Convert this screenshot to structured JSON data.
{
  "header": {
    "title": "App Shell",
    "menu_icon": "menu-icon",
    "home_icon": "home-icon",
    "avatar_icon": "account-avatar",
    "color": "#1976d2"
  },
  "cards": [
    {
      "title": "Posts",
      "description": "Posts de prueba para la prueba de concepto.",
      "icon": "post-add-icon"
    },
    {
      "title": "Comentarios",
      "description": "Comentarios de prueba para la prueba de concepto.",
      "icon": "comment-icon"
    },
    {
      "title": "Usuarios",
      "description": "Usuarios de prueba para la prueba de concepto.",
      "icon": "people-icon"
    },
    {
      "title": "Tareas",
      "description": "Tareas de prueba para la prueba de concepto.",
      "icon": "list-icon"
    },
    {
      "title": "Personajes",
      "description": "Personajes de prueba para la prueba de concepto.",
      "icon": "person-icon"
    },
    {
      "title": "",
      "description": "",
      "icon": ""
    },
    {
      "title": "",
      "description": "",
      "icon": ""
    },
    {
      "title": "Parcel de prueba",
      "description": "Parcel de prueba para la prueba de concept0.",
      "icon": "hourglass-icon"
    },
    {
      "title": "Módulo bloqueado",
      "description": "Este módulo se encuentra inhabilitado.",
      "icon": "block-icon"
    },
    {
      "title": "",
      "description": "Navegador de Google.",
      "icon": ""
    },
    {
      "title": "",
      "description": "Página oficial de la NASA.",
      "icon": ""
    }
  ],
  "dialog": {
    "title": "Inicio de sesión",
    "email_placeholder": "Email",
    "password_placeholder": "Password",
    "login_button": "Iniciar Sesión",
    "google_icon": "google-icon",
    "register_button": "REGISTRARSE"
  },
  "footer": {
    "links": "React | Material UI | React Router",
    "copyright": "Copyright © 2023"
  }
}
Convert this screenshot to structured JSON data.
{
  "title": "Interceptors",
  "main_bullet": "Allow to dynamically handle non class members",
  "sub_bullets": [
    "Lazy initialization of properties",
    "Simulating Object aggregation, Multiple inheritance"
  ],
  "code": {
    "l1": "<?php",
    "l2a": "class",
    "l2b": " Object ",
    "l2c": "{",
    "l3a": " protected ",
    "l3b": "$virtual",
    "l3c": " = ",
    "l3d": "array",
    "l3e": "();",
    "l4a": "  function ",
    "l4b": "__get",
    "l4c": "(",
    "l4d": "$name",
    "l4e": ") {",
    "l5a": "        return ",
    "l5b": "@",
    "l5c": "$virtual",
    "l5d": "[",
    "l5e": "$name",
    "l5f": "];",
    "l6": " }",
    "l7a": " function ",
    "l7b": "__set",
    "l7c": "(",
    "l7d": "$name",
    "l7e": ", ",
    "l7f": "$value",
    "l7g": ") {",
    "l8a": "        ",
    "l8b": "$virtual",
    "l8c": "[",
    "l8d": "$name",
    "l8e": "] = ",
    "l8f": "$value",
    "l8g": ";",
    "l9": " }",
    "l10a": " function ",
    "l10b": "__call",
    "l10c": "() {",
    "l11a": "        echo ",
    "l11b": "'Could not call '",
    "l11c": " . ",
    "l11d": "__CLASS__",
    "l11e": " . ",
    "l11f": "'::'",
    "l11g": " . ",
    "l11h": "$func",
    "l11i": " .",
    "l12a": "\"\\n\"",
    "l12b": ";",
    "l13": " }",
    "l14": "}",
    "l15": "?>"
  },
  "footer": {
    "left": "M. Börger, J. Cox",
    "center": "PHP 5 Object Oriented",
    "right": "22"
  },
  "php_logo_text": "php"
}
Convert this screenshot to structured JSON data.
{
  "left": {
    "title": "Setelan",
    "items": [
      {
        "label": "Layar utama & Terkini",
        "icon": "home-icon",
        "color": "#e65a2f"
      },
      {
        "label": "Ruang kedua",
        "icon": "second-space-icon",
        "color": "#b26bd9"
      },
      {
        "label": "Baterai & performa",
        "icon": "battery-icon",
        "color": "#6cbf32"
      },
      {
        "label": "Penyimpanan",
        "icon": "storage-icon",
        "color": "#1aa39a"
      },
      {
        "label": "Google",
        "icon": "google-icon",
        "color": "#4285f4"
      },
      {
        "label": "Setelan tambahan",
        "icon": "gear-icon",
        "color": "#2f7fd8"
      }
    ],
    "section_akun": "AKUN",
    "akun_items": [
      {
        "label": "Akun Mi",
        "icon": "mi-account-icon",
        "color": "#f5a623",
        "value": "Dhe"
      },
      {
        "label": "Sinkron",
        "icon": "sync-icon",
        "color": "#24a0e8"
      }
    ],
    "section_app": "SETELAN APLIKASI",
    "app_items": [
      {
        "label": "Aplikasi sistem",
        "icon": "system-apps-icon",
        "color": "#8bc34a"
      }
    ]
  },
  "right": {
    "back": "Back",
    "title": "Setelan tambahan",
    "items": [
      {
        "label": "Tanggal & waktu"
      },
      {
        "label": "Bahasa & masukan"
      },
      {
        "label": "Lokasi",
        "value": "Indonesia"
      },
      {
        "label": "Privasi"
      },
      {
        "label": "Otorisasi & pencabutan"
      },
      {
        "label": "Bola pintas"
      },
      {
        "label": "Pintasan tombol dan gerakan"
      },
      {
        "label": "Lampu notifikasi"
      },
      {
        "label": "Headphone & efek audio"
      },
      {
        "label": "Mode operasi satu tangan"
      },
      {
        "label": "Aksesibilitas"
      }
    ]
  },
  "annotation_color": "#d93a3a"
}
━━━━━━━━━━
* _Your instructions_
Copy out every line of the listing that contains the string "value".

* _Reply_
    "l7f": "$value",
    "l8f": "$value",
        "value": "Dhe"
        "value": "Indonesia"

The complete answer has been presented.